» WHAT TO PRODUCE
Examine the entries and show every line in which the word "году" is found.

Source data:

------------------------------------------------

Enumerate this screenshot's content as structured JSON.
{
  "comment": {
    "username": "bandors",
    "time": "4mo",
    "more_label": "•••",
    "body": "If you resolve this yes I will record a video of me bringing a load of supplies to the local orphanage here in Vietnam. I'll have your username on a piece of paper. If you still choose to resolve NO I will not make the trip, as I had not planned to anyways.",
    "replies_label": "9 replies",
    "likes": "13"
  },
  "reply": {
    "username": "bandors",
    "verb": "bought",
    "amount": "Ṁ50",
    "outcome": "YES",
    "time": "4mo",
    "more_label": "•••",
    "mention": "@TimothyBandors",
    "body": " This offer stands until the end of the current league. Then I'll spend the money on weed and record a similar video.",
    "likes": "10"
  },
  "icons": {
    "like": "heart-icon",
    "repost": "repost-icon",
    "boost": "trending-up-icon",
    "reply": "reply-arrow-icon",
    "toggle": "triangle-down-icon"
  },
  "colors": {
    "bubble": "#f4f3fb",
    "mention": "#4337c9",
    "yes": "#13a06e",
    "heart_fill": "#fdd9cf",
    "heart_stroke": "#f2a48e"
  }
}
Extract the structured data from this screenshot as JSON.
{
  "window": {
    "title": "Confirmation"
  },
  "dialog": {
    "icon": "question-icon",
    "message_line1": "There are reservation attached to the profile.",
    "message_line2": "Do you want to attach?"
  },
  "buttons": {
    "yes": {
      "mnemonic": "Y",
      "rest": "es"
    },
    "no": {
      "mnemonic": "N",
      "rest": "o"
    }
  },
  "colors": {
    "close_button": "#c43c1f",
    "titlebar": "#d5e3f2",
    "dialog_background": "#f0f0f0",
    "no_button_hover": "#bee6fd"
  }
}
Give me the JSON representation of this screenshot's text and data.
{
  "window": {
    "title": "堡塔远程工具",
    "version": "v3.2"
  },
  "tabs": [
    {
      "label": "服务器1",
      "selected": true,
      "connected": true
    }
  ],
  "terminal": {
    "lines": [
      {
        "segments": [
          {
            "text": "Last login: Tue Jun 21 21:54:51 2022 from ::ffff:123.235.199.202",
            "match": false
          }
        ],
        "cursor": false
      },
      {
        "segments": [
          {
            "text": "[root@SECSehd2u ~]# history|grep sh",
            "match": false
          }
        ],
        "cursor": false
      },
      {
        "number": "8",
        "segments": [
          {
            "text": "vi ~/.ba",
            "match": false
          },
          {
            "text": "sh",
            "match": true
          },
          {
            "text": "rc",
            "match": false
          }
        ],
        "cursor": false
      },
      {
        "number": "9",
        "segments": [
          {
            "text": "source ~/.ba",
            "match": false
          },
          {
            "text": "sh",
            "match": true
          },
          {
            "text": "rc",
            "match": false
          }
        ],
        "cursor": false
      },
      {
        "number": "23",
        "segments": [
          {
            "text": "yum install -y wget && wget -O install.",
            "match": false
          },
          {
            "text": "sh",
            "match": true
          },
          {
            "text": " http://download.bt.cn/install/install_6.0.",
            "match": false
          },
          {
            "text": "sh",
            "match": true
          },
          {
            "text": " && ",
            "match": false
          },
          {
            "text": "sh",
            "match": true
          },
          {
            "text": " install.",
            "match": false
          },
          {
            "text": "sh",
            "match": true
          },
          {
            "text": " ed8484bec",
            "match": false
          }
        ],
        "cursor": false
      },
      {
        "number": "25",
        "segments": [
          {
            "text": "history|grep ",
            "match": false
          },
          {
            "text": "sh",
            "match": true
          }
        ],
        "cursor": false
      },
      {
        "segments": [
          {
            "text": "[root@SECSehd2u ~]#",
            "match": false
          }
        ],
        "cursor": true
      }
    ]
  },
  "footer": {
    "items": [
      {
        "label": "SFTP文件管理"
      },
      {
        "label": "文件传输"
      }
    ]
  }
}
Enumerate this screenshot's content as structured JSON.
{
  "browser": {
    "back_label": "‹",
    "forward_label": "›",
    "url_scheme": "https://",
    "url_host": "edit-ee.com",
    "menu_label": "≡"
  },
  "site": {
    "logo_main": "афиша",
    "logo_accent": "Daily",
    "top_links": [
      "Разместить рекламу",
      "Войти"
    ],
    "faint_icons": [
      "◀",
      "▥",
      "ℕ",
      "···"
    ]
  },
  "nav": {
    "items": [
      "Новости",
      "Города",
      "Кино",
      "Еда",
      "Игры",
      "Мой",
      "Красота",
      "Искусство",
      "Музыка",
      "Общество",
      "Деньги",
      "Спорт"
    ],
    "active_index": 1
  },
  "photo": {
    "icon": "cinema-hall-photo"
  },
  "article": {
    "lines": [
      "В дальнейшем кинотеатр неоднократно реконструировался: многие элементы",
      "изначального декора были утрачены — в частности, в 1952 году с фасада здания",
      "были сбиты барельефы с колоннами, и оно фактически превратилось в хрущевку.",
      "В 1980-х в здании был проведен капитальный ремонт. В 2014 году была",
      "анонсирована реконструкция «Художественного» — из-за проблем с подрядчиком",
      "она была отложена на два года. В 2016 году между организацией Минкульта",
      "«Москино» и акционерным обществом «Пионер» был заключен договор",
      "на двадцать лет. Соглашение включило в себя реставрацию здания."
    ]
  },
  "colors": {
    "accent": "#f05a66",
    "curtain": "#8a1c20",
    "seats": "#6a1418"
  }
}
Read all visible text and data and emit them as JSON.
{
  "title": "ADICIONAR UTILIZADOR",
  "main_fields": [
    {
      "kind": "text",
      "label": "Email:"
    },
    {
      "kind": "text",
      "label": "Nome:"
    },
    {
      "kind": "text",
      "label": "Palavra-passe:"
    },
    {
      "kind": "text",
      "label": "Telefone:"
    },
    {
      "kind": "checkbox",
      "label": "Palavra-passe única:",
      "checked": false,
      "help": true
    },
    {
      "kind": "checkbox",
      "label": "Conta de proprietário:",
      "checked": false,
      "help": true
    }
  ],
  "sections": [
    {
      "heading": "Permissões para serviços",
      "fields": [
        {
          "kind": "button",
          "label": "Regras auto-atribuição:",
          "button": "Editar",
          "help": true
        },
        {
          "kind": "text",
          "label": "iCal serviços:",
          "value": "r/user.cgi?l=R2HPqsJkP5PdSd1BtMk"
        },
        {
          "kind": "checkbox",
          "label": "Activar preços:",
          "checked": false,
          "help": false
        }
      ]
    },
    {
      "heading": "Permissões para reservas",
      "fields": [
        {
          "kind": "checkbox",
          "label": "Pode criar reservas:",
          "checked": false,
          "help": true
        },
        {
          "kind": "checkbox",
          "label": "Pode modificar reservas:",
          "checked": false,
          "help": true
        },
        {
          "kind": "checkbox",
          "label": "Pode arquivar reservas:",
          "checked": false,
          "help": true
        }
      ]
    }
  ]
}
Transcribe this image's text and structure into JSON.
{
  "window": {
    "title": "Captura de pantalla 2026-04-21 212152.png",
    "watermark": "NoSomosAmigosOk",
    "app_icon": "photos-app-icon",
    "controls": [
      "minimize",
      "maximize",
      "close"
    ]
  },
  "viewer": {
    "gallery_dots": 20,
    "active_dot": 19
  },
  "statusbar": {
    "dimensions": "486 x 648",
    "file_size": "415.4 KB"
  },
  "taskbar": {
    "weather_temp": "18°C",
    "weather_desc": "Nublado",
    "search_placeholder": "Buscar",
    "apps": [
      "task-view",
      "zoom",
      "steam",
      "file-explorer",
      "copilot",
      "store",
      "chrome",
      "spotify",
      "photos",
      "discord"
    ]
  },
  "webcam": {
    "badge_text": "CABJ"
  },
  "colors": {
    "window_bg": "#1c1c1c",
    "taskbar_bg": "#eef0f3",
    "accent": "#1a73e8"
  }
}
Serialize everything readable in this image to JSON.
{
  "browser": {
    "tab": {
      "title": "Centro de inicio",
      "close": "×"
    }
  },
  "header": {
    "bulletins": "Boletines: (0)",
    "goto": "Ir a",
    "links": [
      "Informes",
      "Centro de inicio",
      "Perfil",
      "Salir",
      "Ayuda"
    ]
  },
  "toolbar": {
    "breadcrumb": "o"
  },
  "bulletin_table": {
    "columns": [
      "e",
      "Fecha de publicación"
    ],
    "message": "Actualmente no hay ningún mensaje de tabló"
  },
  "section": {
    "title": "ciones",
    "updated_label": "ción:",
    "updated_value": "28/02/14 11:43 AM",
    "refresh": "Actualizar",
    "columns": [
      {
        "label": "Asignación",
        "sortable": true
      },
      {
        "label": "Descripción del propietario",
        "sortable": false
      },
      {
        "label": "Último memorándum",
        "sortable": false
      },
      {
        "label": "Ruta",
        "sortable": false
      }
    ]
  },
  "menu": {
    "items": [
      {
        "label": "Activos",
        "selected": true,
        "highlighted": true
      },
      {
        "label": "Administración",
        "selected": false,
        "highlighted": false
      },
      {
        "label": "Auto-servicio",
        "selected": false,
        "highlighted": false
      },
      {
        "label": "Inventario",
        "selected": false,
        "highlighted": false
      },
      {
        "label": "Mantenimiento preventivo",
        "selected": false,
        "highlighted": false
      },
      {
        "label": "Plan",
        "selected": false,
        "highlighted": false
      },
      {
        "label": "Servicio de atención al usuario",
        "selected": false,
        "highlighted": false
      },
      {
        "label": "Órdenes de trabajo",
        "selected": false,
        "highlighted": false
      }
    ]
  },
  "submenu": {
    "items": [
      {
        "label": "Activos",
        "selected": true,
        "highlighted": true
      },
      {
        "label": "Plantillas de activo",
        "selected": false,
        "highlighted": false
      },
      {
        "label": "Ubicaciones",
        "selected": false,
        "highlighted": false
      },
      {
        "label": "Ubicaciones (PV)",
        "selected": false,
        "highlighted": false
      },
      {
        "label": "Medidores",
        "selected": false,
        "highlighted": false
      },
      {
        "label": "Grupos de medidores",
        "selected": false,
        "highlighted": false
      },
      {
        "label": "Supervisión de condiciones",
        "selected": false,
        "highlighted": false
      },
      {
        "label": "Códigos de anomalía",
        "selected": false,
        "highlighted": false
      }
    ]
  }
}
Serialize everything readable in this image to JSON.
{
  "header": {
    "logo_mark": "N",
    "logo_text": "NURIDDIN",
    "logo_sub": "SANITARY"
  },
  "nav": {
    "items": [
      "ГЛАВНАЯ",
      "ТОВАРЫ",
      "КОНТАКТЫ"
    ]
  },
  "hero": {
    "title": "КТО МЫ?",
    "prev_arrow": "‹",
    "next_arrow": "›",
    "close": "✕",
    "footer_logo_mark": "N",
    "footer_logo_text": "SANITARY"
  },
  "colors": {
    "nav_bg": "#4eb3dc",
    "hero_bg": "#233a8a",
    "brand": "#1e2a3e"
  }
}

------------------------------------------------

» TASK ANSWER
      "изначального декора были утрачены — в частности, в 1952 году с фасада здания",
      "В 1980-х в здании был проведен капитальный ремонт. В 2014 году была",
      "она была отложена на два года. В 2016 году между организацией Минкульта",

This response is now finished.